A warm welcome to my writing buddy, Helen Venn, and the silvery, elfish Seri. Helen has taken a different, up close, tack in introducing her favourite character, by taking us into her own process of ‘love at first meeting’….on a beach, far, far away…here is Seri…
Seri is a main character from my as yet unfinished fantasy novel set in the mid 21 century.
We first met (as I do with so many of my characters) when I was doing a writing marathon with Karrinyup Writers Club. This is an awesome group (and I use awesome deliberately because they do inspire awe in me) of writers, ranging from multi-published to rank beginners, who have supported and inspired me for many years. Writing marathons with timed segments are a popular way for us to jump start new writing. I still have the fragments of where Seri first appeared to me, although I’m sparing you by mostly summarising here.
Before I go any further, perhaps I should say what happened here was fairly typical of how a story comes to me. It can come over hours, days or weeks but usually a scene forms around a simple image of a place or a person and, while the background or story slowly builds with more and more detail, the character is there, whole and clear in my mind from very early on. I know what they look like and their life history – relationships, interests, the good and bad about them. What comes next though is often a mystery. I generally have an idea of two or three major events and the ending but as to how they get there … that is the story she or he is about to live through with me after all.
But back to Seri. We were writing from trigger sentences and, although I now have no idea of what the actual trigger was, I found myself describing a scene where a group of men were carrying someone from the sea. It was a sandy beach with long, rolling surf and the men were tall and muscular – and somehow not quite human. Running towards them across the sand was Seri. Tall, slender with short silver gilt hair, she was obviously young and female. The five minute timer jarred into my thoughts and I had to stop writing but I couldn’t let go of her.

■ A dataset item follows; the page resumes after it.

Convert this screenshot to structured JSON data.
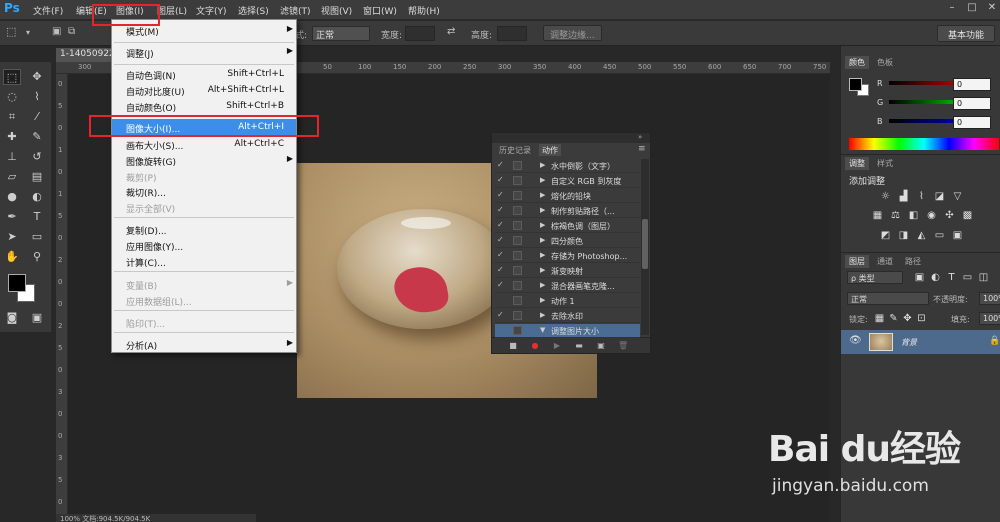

Another trigger sentence and, with no plan at all, I found she was a healer and a three hundred year old Fae. She had the man set down on the sand.The rescuers, who I now realised were also Fae, gathered around while Seri knelt beside him only to look up in shock. He was human. The timer went off.
A new trigger – ten minutes to write this time – and an older male Fae carrying a staff hurried across the sand to where Seri was working on the the victim. He slammed his staff into the ground in front of her. She jumped, looked up, then ignored him, going back to her work. The man stirred, coughed. Seri spoke softly to him. The older man dragged her to her feet.
“You fool!” he shouted. “Don’t you realise he’s human? He shouldn’t be here. He shouldn’t be able to pass the barrier.” He jerked his head at the prone figure. “Take him out beyond the reef and throw him back.”
The rescuers hesitated and Seri swung around and glared at the older male. “You call yourself a healer? You should be ashamed of yourself,” she said. She pointed to the man. “Take him to the Healers’ House. He is in my care.”
The timer went off again and the marathon was over. I didn’t care. I knew all I needed to continue the story. Seri was young, intelligent, impetuous and caring – and, most importantly, willing to stand up for what she thought was right. There was obviously a mystery too and things were not all sweet and light in the land of the Fae. I had the beginning of a story.
Helen, thanks so much for joining us at the Column today, and giving us a ‘taste of things to come’ for the vibrant, strong-willed Seri and her world. The vividness of that first spark you’ve shown us is bright and clear, and I look forward to reading Seri’s full story.
Helen Venn began writing literary short stories and poems. Now, no matter how hard she tries, she seems to end up with speculative fiction. Published in several anthologies, she has placed in various competitions (including being a finalist in one Quarter of Writers of the Future). In her spare time she is an occasional reviewer, originally for the now defunct Specusphere and now on her blog. She attended Clarion South in 2007 and was an Emerging Writer in Residence at Tom Collins House Writers’ Centre in 2009. She is currently working on the second novel of a trilogy. She lives with her husband, dog and cat in Western Australia.